There was supposed to be a meteor shower last night, the first of its kind. Since I’d never seen shooting stars, I made sure to go outside at 11:00 pm PT to see what I could see.
Clouds. That’s what I saw. No shooting stars. No stars of any variety, for that matter.
I went out again at midnight. The clouds had moved away by then, and I saw the usual scattering of stars. (The city lights out here are too bright to show the true beauty of the night sky.) I didn’t see any part of the meteor shower, though perhaps I gave up too soon. Instead of the spectacle of hundreds of meteors an hour the news media had tantalized us with, there were actually only about five to ten per hour. Maybe if I had known where to look, or that I would have had to be out for longer than a few minutes, I would have waited.
Still, it was a joy to be out in the midnight air since it’s something I seldom do. I stood in the middle of the driveway, and listened. There was no sound of cars, no human voices, and oddly, no dogs barking. Most of the houses were dark. It was just me, the chirping of crickets and other incessant insect noises, and . . . birds singing.

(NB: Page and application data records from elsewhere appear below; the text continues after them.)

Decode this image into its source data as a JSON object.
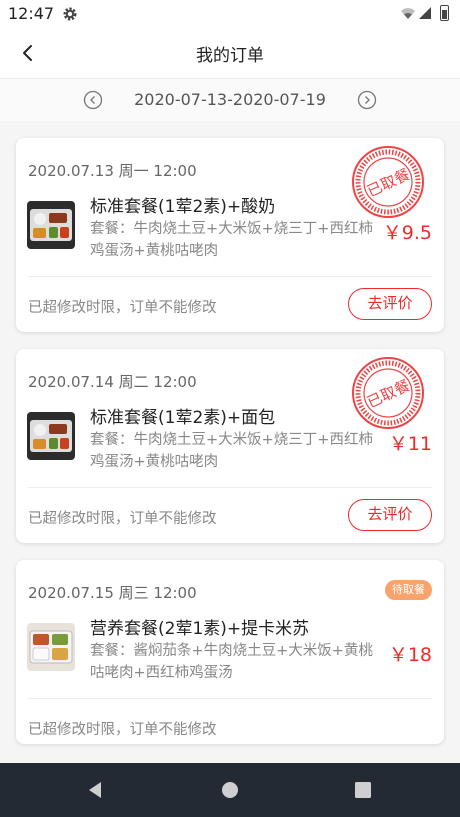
{
  "status_bar": {
    "time": "12:47"
  },
  "header": {
    "title": "我的订单",
    "back_icon": "back-arrow-icon"
  },
  "date_range": {
    "label": "2020-07-13-2020-07-19"
  },
  "colors": {
    "accent": "#ee2a2a",
    "badge": "#f7a36b",
    "nav_bg": "#232a33"
  },
  "orders": [
    {
      "date": "2020.07.13 周一 12:00",
      "name": "标准套餐(1荤2素)+酸奶",
      "desc": "套餐：牛肉烧土豆+大米饭+烧三丁+西红柿鸡蛋汤+黄桃咕咾肉",
      "price": "￥9.5",
      "stamp": "已取餐",
      "note": "已超修改时限，订单不能修改",
      "action": "去评价"
    },
    {
      "date": "2020.07.14 周二 12:00",
      "name": "标准套餐(1荤2素)+面包",
      "desc": "套餐：牛肉烧土豆+大米饭+烧三丁+西红柿鸡蛋汤+黄桃咕咾肉",
      "price": "￥11",
      "stamp": "已取餐",
      "note": "已超修改时限，订单不能修改",
      "action": "去评价"
    },
    {
      "date": "2020.07.15 周三 12:00",
      "name": "营养套餐(2荤1素)+提卡米苏",
      "desc": "套餐：酱焖茄条+牛肉烧土豆+大米饭+黄桃咕咾肉+西红柿鸡蛋汤",
      "price": "￥18",
      "badge": "待取餐",
      "note": "已超修改时限，订单不能修改"
    }
  ]
}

Birds singing? At midnight? I’d never heard such a thing. I’m used to birds singing reveille, urging the sun to rise above the horizon. I’m used to birds singing sporadically through the day, or calling as they pass overhead. I’m even used to a few warbles as the sun goes down, but when night falls, the birds fall silent. (I just though of something — the sun falls below the horizon at the end of day, so how can night fall, too? Shouldn’t night rise?)
Hearing birds at midnight was so out of my ordinary, I checked online for night birds in this part of the world. I’ve heard owls, of course, but owls tend to hoot or screech. They don’t warble, and they don’t crow. (Besides the warblers, I heard ravens. I don’t remember ever hearing ravens crow at night, but that doesn’t mean they don’t.)

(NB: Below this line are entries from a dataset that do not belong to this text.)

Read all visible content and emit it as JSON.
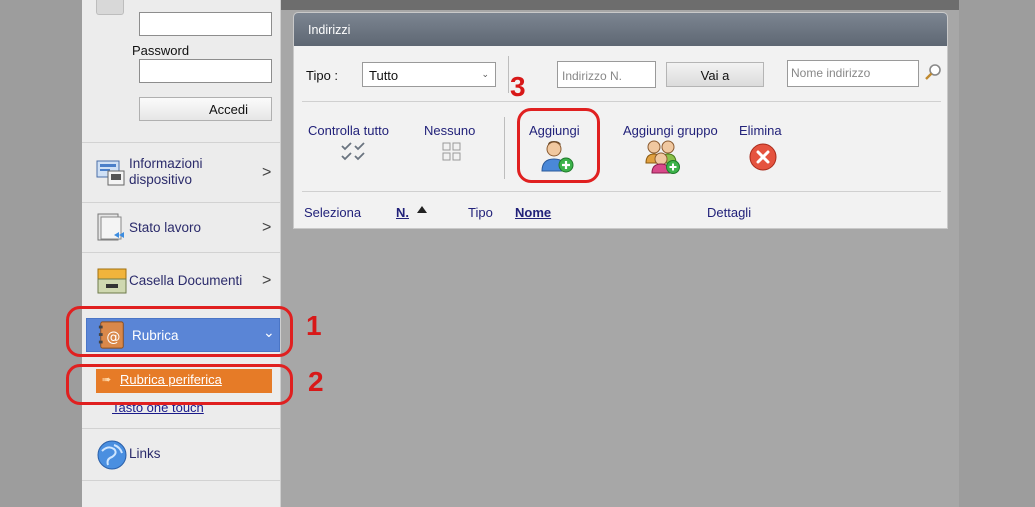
{
  "login": {
    "password_label": "Password",
    "login_button": "Accedi"
  },
  "sidebar": {
    "items": [
      {
        "label": "Informazioni\ndispositivo",
        "icon": "device-info-icon"
      },
      {
        "label": "Stato lavoro",
        "icon": "job-status-icon"
      },
      {
        "label": "Casella Documenti",
        "icon": "document-box-icon"
      },
      {
        "label": "Rubrica",
        "icon": "address-book-icon"
      },
      {
        "label": "Links",
        "icon": "globe-icon"
      }
    ],
    "sub_items": [
      {
        "label": "Rubrica periferica"
      },
      {
        "label": "Tasto one touch"
      }
    ]
  },
  "panel": {
    "title": "Indirizzi",
    "tipo_label": "Tipo :",
    "tipo_value": "Tutto",
    "address_placeholder": "Indirizzo N.",
    "goto_button": "Vai a",
    "name_placeholder": "Nome indirizzo",
    "actions": {
      "check_all": "Controlla tutto",
      "none": "Nessuno",
      "add": "Aggiungi",
      "add_group": "Aggiungi gruppo",
      "delete": "Elimina"
    },
    "columns": {
      "select": "Seleziona",
      "number": "N.",
      "type": "Tipo",
      "name": "Nome",
      "details": "Dettagli"
    }
  },
  "annotations": [
    "1",
    "2",
    "3"
  ],
  "colors": {
    "accent_blue": "#5a85d6",
    "accent_orange": "#e67b27",
    "callout_red": "#e02020",
    "delete_red": "#e5533f"
  }
}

Apparently, what I heard were mockingbirds. Maybe there were no ravens last night. Maybe the mockingbirds were pretending to be ravens. For all I know, the mockingbirds were the whole dang chorus — crooning, cawing, and chirping.
The noise level surprised me, making me wonder about the feasibility of taking some sort of epic walk. I’d stay in hotels when possible since I’m not much of a wilderness sort, but there would be times I would have to find a place outside to bed down for the night, and how the heck would I ever be able to sleep with all that racket? And what about all the other nocturnal creatures slinking around without making noise? Could be more than I am prepared to handle.
If I remember, I’ll go out again tonight to look for meteors. It’s possible, some astronomers say, that the shower didn’t fizzle, but was simply delayed. I’ll also listen for mockingbirds and enjoy the unaccustomed sound of birds singing at midnight.
Pat Bertram is the author of the suspense novels Light Bringer, More Deaths Than One, A Spark of Heavenly Fire, and Daughter Am I. Bertram is also the author of Grief: The Great Yearning, “an exquisite book, wrenching to read, and at the same time full of profound truths.” Connect with Pat on Google+. Like Pat on Facebook.